U.S. federal agents allegedly allowed the Sinaloa drug cartel to traffic several tons of cocaine into the United States in exchange for information about rival cartels, according to court documents filed in a U.S. federal court.

The allegations are part of the defense of Vicente Zambada-Niebla, who was extradited to the United States to face drug-trafficking charges in Chicago. He is also a top lieutenant of drug kingpin Joaquin “Chapo” Guzman and the son of Ismael “Mayo” Zambada-Garcia, believed to be the brains behind the Sinaloa cartel…Zambada-Niebla claims he was permitted to smuggle drugs from 2004 until his arrest in 2009…

According to the court documents, Mexican lawyer Humberto Loya-Castro, another high-level Sinaloa cartel leader, had his 1995 U.S. drug-trafficking case dismissed in 2008 after serving as an informant for 10 years for the U.S. government…

Loya himself continued his drug trafficking activities with the knowledge of the United States government without being arrested or prosecuted,” the court documents state.

Just get the same sleazy lawyers that helped Ollie North get beyond his “Drugs for Guns” conviction.
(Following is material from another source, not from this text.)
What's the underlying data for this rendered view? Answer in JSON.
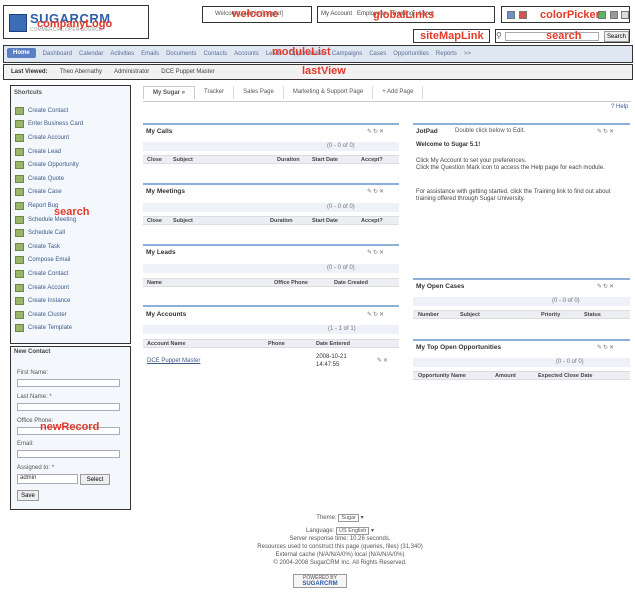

The courts will roll over. The DEA, the FBI and the rest will continue corrupt policies untouched.